Exercise prompt: Go through the listing below. Copy each line that has the string "label".

---------- Data

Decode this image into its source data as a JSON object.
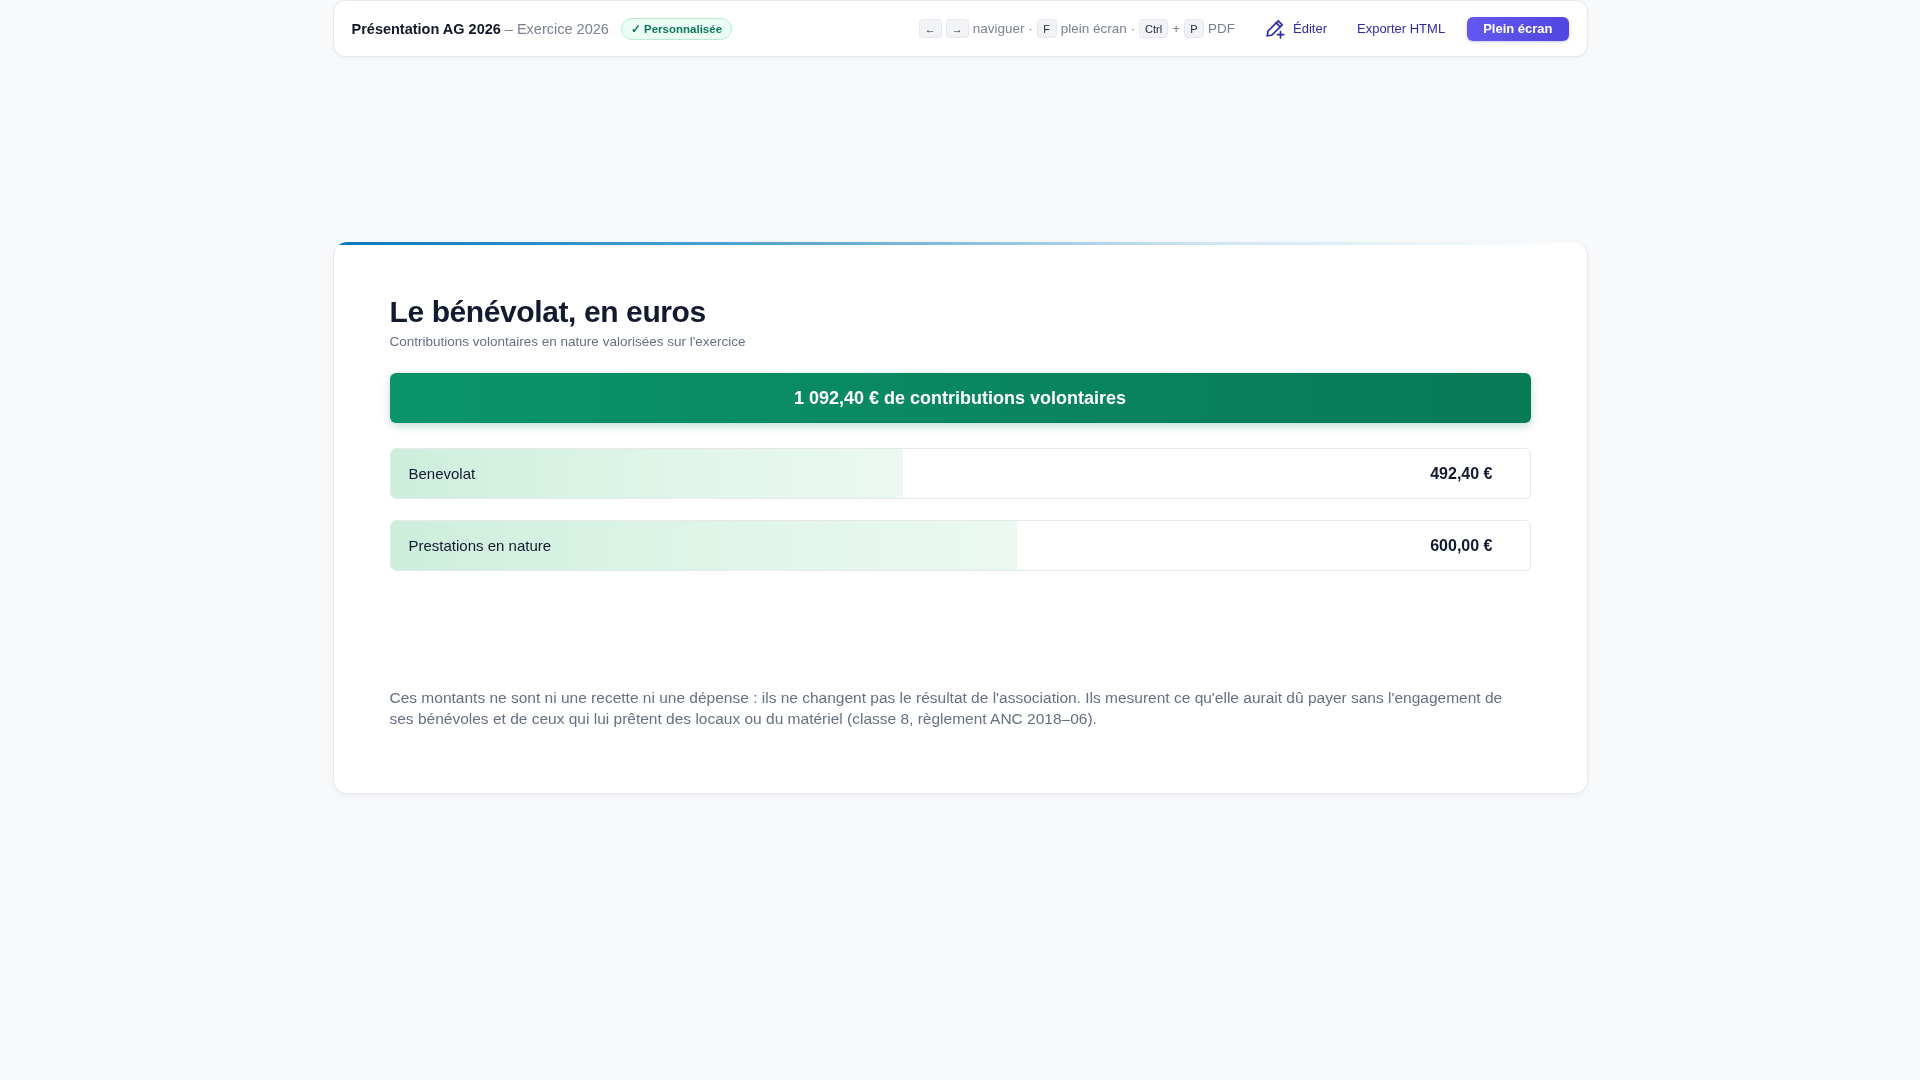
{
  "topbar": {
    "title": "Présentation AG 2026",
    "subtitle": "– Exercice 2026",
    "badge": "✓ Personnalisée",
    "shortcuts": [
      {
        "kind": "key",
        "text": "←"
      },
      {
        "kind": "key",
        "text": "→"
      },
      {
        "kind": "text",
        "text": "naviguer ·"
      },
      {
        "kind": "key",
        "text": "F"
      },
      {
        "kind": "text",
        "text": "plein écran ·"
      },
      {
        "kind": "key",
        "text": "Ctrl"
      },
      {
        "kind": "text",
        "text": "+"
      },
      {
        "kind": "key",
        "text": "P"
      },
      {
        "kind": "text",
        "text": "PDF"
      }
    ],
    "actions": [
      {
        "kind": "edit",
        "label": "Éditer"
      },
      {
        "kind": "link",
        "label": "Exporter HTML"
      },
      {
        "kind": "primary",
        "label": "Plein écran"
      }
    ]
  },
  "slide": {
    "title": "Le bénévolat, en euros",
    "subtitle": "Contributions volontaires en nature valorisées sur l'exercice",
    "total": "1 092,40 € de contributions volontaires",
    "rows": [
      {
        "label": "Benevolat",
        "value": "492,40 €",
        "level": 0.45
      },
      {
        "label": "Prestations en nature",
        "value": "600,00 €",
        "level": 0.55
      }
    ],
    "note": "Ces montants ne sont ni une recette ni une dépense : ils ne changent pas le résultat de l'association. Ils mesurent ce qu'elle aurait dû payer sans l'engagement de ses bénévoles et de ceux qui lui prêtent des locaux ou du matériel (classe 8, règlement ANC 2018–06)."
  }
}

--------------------
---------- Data

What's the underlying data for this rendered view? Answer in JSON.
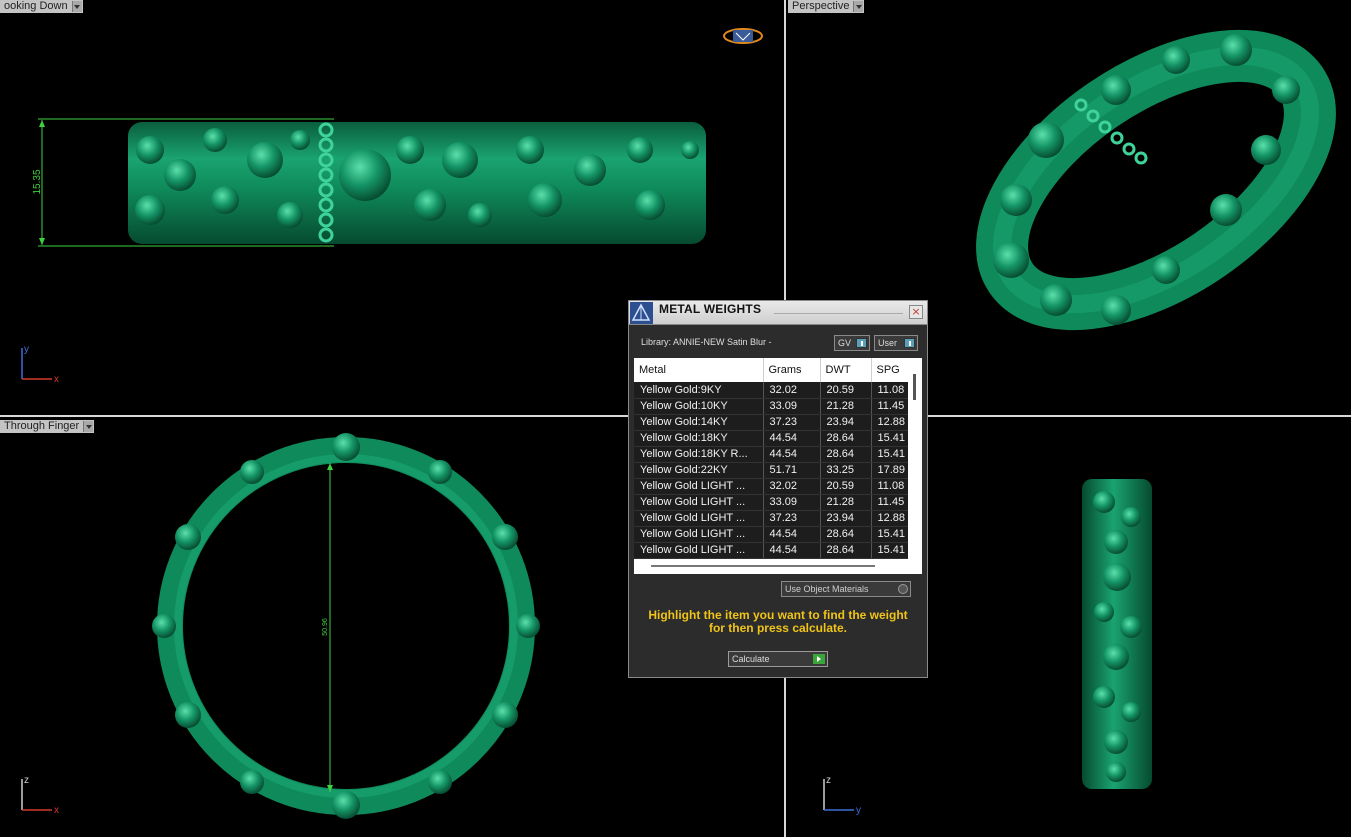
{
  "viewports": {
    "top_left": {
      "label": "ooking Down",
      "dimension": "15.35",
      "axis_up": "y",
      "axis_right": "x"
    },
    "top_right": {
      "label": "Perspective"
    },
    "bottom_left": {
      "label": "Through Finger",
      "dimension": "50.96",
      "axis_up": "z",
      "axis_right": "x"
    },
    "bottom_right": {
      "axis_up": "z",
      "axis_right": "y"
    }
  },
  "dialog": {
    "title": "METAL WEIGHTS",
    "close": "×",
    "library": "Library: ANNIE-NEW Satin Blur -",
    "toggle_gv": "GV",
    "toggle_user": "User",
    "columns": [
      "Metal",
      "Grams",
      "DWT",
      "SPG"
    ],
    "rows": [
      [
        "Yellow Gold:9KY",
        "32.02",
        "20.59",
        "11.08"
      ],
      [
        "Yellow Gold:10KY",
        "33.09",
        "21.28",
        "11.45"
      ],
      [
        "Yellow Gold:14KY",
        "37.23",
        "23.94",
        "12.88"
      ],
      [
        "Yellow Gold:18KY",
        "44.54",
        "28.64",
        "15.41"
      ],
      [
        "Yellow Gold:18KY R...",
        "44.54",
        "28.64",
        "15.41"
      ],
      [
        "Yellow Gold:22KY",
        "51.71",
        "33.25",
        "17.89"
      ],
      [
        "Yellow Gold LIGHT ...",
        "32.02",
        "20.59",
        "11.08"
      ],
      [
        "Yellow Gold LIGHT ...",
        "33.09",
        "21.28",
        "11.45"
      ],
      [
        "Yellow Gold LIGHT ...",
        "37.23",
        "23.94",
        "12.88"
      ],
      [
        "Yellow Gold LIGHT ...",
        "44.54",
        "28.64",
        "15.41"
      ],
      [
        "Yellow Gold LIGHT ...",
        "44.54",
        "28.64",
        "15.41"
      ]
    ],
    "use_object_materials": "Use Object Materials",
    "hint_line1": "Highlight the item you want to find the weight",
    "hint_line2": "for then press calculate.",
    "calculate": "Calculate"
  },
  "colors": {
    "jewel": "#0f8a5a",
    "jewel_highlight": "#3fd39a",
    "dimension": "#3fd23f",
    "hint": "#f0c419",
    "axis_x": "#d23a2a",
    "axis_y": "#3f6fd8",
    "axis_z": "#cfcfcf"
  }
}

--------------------

Solution to this task:
        "label": "Éditer"
        "label": "Exporter HTML"
        "label": "Plein écran"
        "label": "Benevolat",
        "label": "Prestations en nature",
      "label": "ooking Down",
      "label": "Perspective"
      "label": "Through Finger",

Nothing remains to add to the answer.